On several other nights, Mr. Bessent's dream reports demonstrate what the judges considered to be a high degree of correspondence with the art print. On 20 February 1971, “Philosophy in the Boudoir” by the French artist Magritte was randomly selected; it portrays a headless woman in a transparent gown. Mr. Bessent dreamed about “a little girl's doll” and a “fantasy..., a card around my neck”. None of Ms. Parise's transcript - target correspondences was as dramatic despite the fact that she had made high scores in other dream telepathy experiments. However, many people believe that telepathic ability is not constant; in addition to the reasons previously cited, it is possible that February 1971 was not the optimal time of “psi” functioning for Ms. Parise.


As the target pictures were 45 miles from the research participants, the possibility of sensory cues can be dismissed. In the case of Mr. Bessent, the “telepathic receiver” whose scores were the more statistically impressive, there is little chance that someone from the concert could have reached him by telephone (or even a hidden ear receiver, as this possibility was considered and checked), informing him as to the art print being projected on any given night.

Considerably more work needs to be done to determine if 2, 000 “telepathic transmitters” are better than one. However, this pilot study did lead to the utilization of multi - sensory stimuli in future studies where auditory, tactile, gustatory, and olfactory stimuli accompanied the visual stimulus of the art print. Furthermore, their willingness to participate in this pilot study demonstrates the ingenuity and creativity of the Grateful Dead band members (Krippner, Honorton, & Ullman, 1973). The results of this study were published in a medical journal in1973, becoming one small part of the Grateful Dead legend.

The source of the experience

Bessant, Malcolm

Concepts, symbols and science items



Science Items

Activities and commonsteps



Dreaming and lucid dreaming



Krippner, S. (1991). An experimental approach to the anomalous dream. In J. Gackenbach & A. A. Sheikh (Eds.), Dream images: A call to mental arms (pp.31 - 54). Amityville, NY: Baywood Publishing.

Krippner, S. (1974). Telepathy. In J. White (Ed.), Psychic exploration: A challenge for science (pp.112 - 131). New York: G. P. Putnam's Sons.

Krippner, S., Honorton, C., & Ullman, M. (1973). An experiment in dream telepathy with “The Grateful Dead.” Journal of the American Society of Psychosomatic Dentistry and Medicine, 20, 9 - 17.

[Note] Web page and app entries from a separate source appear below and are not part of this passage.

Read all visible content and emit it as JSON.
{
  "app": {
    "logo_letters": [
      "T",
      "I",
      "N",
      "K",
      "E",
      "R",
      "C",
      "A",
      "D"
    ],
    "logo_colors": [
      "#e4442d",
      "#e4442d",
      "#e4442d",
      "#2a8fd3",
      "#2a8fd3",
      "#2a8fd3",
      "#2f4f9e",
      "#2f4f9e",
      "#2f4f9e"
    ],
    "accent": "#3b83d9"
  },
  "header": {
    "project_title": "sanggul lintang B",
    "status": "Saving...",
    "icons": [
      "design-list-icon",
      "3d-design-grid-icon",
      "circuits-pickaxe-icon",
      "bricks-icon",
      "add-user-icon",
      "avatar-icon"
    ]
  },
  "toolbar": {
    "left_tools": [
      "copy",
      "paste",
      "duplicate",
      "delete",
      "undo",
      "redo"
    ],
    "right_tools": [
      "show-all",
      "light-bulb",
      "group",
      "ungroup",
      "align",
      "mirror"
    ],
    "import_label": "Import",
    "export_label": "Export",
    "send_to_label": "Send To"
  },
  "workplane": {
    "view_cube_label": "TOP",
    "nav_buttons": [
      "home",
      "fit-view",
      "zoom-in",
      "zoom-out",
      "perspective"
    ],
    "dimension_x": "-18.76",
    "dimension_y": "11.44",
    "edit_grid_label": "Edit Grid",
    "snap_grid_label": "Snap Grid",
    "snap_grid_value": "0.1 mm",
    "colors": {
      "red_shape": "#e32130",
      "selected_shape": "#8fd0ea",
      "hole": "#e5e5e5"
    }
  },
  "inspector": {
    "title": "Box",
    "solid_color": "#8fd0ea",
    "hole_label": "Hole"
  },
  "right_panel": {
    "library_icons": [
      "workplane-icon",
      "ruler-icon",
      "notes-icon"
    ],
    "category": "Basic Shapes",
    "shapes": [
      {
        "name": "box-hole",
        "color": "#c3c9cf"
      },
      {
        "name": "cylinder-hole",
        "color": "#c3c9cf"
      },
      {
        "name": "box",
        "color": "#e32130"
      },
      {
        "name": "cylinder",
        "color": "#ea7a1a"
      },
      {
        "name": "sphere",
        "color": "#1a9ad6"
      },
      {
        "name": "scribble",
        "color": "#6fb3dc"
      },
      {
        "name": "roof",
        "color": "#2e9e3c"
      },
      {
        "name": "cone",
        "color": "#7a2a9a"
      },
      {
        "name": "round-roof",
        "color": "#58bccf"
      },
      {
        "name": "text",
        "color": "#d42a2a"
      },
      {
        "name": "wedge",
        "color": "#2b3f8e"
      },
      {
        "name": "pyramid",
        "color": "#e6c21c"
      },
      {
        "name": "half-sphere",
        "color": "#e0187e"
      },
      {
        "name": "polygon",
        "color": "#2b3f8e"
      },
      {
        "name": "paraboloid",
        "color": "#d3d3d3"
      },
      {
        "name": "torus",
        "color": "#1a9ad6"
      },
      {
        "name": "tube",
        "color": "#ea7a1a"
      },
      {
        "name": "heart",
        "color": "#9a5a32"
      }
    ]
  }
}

Ullman, M., Krippner, S., & Vaughan, A. (1989). Dream telepathy: Experiments in nocturnal ESP (2nd ed.). Jefferson, NC: McFarland.